(Beginning of Dataset records)
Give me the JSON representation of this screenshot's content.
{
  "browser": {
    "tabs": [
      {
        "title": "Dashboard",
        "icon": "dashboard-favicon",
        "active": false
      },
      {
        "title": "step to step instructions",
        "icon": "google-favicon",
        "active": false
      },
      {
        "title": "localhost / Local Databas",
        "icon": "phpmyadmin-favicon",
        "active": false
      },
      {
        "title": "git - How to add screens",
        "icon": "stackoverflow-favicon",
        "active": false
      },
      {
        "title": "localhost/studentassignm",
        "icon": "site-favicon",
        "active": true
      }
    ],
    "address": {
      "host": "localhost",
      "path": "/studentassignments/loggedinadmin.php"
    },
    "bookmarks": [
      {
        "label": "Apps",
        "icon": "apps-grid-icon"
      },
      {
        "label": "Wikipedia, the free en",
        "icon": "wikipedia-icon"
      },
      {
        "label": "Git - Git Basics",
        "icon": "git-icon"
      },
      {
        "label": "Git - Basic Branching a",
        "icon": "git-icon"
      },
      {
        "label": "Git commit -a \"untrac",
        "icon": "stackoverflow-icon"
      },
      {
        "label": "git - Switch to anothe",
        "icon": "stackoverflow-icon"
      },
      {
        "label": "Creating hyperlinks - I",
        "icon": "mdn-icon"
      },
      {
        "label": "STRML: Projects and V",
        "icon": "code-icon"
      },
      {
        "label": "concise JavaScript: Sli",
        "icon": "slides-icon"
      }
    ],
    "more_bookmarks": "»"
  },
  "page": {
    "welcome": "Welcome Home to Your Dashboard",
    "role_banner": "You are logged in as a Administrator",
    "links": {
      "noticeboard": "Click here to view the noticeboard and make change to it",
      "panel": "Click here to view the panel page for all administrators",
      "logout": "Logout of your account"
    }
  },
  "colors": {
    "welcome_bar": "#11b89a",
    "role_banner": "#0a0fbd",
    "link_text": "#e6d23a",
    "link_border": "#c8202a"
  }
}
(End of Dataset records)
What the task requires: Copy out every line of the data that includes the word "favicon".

The answer:
        "icon": "dashboard-favicon",
        "icon": "google-favicon",
        "icon": "phpmyadmin-favicon",
        "icon": "stackoverflow-favicon",
        "icon": "site-favicon",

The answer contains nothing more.